|International Classification||A61M1/12, A61M1/10|
|Cooperative Classification||A61M1/1046, A61M1/1037, A61M1/1098, A61M1/122|
|Aug 13, 1990||AS||Assignment|
Owner name: ELECTRO-HEART, LTD., AN IOWA PARTNERSHIP, IOWA
Free format text: ASSIGNMENT OF ASSIGNORS INTEREST.;ASSIGNORS:THORNTON, KENNETH O.;PHILLIPS, STEVEN J.;REEL/FRAME:005397/0569
Effective date: 19900511
|Jul 15, 1992||AS||Assignment|
Owner name: ADVANCED MEDICAL SYSTEMS, INC., IOWA
Free format text: ASSIGNMENT OF ASSIGNORS INTEREST.;ASSIGNOR:ELECTRO-HEART, LTD.;REEL/FRAME:006198/0379

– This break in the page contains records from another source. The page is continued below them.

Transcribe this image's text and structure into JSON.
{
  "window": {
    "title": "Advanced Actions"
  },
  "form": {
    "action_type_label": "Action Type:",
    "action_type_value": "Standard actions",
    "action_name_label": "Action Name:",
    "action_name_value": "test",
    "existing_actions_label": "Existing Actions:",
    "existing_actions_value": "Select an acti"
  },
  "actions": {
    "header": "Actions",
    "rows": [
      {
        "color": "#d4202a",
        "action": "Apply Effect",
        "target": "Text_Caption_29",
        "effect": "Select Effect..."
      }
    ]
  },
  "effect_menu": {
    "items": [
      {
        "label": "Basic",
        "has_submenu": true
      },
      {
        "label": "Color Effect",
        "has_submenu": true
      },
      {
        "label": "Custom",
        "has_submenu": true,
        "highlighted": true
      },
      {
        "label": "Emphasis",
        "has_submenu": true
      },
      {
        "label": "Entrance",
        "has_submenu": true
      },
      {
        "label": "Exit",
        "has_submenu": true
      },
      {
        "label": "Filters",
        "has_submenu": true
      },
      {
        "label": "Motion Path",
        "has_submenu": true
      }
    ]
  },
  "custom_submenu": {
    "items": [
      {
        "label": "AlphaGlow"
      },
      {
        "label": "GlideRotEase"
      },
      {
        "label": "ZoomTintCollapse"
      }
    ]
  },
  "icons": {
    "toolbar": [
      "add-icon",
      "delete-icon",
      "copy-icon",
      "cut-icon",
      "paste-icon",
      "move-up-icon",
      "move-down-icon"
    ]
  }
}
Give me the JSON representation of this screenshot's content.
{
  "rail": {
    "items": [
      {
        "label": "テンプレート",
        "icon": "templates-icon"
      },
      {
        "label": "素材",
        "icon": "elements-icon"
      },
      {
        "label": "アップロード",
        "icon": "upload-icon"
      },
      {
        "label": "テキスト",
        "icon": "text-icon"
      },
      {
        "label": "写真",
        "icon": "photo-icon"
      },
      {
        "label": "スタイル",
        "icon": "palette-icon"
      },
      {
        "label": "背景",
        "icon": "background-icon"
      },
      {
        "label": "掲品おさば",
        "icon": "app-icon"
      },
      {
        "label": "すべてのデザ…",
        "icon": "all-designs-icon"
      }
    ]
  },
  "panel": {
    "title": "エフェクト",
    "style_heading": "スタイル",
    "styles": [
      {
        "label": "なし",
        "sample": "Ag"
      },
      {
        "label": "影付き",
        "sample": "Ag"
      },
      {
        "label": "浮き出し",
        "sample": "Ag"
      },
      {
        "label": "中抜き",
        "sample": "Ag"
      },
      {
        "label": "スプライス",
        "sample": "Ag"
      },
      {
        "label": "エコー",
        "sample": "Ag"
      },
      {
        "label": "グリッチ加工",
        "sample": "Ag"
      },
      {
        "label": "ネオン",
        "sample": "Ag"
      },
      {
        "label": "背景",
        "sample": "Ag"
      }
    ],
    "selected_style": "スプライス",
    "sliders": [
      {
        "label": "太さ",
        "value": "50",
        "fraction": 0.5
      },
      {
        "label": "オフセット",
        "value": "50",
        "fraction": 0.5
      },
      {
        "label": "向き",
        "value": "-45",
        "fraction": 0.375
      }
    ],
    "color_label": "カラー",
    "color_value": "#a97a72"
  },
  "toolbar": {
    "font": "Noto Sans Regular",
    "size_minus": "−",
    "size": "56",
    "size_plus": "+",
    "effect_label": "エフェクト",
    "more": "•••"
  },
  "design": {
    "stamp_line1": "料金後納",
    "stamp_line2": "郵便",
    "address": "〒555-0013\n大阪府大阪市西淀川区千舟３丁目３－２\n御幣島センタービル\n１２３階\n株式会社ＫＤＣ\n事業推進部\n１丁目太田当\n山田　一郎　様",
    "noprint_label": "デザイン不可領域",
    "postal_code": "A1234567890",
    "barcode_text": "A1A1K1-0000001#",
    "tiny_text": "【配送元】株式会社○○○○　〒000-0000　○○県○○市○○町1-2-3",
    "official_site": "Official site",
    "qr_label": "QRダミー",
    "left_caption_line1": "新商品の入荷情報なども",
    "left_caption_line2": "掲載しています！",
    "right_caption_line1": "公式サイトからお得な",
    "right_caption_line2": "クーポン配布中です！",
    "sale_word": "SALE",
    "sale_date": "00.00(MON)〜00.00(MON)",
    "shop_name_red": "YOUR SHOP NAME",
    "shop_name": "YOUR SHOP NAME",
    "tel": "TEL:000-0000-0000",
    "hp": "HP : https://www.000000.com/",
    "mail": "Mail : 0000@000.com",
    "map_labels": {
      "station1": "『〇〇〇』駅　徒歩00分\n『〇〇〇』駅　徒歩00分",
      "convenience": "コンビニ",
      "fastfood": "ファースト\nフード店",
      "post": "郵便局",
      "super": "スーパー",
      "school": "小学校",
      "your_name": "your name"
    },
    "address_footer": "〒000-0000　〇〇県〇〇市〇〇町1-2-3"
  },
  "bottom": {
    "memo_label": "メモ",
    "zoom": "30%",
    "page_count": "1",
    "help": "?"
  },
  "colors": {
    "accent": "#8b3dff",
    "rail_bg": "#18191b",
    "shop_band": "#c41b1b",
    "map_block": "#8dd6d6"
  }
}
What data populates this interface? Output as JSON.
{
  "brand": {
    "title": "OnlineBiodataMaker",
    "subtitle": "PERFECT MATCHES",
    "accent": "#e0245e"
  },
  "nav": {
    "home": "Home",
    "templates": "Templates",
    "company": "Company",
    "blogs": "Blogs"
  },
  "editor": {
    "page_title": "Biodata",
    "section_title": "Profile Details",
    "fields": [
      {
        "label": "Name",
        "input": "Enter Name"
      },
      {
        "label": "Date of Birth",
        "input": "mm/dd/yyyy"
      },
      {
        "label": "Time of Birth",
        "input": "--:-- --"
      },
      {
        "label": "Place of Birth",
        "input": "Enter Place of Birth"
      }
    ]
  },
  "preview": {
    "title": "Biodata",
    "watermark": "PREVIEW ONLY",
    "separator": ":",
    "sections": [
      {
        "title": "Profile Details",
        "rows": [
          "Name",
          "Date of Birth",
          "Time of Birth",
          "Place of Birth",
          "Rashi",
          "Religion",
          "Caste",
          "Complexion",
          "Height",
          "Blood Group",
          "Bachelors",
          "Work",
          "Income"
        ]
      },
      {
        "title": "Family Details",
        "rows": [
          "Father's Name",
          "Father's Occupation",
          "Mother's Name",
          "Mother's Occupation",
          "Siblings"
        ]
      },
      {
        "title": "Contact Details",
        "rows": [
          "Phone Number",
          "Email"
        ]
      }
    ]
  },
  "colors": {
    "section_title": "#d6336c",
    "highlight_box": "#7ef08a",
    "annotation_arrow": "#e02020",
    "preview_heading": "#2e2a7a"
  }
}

Effective date: 19920701
|Apr 23, 1996||REMI||Maintenance fee reminder mailed|
|Sep 15, 1996||LAPS||Lapse for failure to pay maintenance fees|
|Nov 26, 1996||FP||Expired due to failure to pay maintenance fee|
Effective date: 19960918